All eight of us eventually made it on to the knife-edge ridge and moved on to the summit just a few feet away. We shook hands with smiles all round. It was a moment of sheer pleasure on one of the most harmonious expeditions any of us had been on.

India's two highest mountains,

Nanda Devi (25,660ft) and Kamet (25,442ft), rose in the distant east; a range of nearer hills hid the source of the River Ganges. We could also see part of the district of Kumaon, origin of my nightmare. After the first world war it had been home to Jim Corbett, one of the most famous English colonial hunters and administrators. An expert on man-eating tigers, his love for the area was so great that today a national park is named after him.

It was perhaps his greatest feat that had triggered my greatest nightmare: his four-year hunt for a man-eating leopard that from 1918 to 1926 had eaten at least 125 people, hunting men, women and children in the area around the village of Rudraprayag.

The leopard was so canny that it once tiptoed into the midst of over a hundred sleeping pilgrims to snatch a local woman whose smell it recognised. The leopard, in the hope of consuming its nemesis, even tracked Corbett when Corbett thought he was tracking it. It was this deep sense of fear conveyed so vividly by Corbett in his book that had resurfaced in my dreams.

Corbett's determination paid off when at last he shot the leopard from a tree hideout in the dead of night after it returned to its human kill. Thousands of Garhwali villagers who had lived in fear of their lives for eight years feted him for days, treating him almost as a living god.

Our mountain, Kalanag - then known as Banderpunch - was first explored in the early 1950s by Jack Gibson, British headmaster of Doon school in nearby Dehra Dun. It was finally scaled by a party from the school in 1968.

On the final day our ascent had taken about seven hours. The descent on skis, steep, thrilling and in perfect snow conditions, took just 40 minutes. At last we had time to take in the beauty of an area regarded by Hindus as one of the holiest places in India. Each year tens of thousands of barefoot pilgrims walk for hundreds of miles to visit the region's temples and to pray at the headwaters of the Ganges and the Yamuna rivers.

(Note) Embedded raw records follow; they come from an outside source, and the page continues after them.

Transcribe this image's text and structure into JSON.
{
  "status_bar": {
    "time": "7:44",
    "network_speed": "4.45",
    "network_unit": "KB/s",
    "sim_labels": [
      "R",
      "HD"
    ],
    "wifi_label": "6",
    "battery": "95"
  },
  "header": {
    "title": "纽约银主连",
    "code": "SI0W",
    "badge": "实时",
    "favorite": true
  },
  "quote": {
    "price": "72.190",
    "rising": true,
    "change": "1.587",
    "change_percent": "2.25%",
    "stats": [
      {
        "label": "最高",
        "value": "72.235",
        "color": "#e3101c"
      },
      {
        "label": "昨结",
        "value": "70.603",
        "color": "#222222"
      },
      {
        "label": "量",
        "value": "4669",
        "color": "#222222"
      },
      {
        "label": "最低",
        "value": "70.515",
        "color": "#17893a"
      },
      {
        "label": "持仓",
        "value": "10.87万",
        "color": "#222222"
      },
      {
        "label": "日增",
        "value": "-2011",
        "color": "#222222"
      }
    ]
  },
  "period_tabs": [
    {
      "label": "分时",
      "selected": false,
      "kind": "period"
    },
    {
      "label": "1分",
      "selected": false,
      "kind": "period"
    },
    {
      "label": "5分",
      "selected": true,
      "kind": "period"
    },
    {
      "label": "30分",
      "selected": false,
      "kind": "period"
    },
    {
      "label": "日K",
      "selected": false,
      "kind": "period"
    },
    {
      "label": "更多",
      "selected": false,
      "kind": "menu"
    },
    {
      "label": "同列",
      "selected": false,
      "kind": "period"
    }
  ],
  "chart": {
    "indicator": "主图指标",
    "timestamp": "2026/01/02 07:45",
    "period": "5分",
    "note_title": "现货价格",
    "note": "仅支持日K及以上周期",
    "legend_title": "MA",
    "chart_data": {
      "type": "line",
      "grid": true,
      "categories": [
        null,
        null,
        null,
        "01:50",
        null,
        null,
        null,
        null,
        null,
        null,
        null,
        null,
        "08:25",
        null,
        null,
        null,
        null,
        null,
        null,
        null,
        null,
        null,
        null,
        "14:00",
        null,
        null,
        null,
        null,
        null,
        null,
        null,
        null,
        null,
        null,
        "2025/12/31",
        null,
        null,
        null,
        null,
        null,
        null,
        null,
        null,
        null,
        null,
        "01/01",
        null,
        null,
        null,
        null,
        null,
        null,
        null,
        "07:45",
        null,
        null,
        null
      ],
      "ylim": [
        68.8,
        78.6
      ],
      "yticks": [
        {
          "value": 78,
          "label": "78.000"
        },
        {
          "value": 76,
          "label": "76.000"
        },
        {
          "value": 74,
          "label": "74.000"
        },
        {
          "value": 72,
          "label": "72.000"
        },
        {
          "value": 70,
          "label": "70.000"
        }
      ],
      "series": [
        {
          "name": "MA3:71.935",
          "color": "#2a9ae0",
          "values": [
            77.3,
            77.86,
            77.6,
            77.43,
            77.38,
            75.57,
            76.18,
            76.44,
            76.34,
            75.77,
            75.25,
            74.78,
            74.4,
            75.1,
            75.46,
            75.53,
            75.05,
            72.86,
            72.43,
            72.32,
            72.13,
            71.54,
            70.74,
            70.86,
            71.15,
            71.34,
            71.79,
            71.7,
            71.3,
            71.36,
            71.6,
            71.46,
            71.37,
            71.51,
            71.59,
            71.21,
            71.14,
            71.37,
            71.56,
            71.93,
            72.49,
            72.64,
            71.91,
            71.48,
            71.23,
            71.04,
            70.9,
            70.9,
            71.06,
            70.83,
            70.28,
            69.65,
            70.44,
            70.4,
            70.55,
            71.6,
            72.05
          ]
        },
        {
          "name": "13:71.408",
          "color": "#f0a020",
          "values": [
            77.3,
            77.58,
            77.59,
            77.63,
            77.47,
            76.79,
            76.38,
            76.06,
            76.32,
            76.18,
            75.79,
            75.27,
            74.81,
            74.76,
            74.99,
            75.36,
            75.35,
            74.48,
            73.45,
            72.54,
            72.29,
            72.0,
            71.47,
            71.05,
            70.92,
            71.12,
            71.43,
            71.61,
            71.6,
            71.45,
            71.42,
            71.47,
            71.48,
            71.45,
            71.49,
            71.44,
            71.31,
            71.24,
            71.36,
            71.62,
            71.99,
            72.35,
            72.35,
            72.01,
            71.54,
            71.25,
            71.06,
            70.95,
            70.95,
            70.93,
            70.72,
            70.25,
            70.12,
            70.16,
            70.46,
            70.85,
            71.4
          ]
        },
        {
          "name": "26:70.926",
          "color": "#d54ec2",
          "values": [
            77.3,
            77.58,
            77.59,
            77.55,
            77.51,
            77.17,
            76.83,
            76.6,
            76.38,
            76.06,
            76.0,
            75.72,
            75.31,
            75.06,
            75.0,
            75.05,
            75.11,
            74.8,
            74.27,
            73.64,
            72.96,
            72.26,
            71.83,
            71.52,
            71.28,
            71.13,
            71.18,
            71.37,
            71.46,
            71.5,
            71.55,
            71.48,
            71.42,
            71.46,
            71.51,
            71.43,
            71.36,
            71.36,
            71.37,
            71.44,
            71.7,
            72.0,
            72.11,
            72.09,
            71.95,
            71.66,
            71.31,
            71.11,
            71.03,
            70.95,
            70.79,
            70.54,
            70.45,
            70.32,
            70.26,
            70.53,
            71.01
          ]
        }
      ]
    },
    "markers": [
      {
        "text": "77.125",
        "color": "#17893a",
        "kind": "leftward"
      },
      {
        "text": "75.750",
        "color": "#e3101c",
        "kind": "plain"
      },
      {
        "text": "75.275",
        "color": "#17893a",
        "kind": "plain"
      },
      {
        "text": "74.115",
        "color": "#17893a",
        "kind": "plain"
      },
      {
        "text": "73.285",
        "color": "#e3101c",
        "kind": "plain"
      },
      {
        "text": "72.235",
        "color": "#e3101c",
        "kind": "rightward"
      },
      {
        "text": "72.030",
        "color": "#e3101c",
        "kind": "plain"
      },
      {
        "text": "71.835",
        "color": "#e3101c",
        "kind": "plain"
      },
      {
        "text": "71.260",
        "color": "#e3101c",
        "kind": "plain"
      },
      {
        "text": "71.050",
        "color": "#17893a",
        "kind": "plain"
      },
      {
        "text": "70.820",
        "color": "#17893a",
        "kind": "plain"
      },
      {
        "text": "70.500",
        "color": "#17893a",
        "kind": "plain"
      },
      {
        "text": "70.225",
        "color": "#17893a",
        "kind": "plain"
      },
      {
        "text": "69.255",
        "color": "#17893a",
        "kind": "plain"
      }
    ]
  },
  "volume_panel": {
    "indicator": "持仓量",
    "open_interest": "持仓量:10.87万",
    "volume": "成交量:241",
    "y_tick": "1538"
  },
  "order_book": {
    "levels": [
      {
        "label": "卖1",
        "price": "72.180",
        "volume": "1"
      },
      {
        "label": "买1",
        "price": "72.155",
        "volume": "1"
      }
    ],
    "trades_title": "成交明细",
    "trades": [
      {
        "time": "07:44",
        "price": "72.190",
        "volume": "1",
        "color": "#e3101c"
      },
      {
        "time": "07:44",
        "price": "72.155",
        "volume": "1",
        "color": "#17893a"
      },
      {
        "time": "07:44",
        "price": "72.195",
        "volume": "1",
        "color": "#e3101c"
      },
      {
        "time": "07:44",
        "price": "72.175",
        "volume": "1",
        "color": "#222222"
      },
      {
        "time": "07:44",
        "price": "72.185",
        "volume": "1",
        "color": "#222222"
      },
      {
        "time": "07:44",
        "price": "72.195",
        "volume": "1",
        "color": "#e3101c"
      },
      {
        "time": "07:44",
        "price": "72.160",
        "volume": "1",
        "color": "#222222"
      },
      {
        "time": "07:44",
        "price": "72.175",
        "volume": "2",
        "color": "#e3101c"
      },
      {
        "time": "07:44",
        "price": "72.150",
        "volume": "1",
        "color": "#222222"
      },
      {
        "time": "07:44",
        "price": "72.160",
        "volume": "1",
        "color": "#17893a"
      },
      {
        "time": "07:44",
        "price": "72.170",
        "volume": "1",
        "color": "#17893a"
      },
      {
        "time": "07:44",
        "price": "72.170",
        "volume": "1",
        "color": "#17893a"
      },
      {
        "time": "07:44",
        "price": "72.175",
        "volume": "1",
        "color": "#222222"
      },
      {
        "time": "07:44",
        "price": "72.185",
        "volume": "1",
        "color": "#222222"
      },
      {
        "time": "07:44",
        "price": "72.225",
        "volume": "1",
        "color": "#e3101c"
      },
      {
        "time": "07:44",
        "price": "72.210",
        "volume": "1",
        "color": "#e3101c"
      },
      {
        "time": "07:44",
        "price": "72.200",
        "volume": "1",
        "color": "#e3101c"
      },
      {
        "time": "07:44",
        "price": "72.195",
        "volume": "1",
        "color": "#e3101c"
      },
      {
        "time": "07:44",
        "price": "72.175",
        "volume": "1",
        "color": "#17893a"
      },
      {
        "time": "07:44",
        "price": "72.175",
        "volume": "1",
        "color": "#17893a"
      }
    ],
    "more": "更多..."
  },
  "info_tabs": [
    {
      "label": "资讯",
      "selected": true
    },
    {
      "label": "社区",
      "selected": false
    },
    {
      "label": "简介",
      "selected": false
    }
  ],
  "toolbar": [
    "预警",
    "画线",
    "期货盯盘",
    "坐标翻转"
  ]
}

The area is home to both brown and black bears and the lammergeier, the world's biggest vulture. It has dozens of unclimbed peaks over 16,000ft - the very level at which the snow leopard likes most to live.

Sadly, none of us saw a snow leopard, though we spent many days at that critical height. All had been enthralled at night by Corbett's tales of the man-eater of Rudraprayag. But I never told of my nightmare at Camp 3.

The Eagle Ski Club Mt Kalanag Expedition received sponsorship from ski and mountaineering equipment companies Bolle, Snow + Rock and Ortovox.

1 November 2003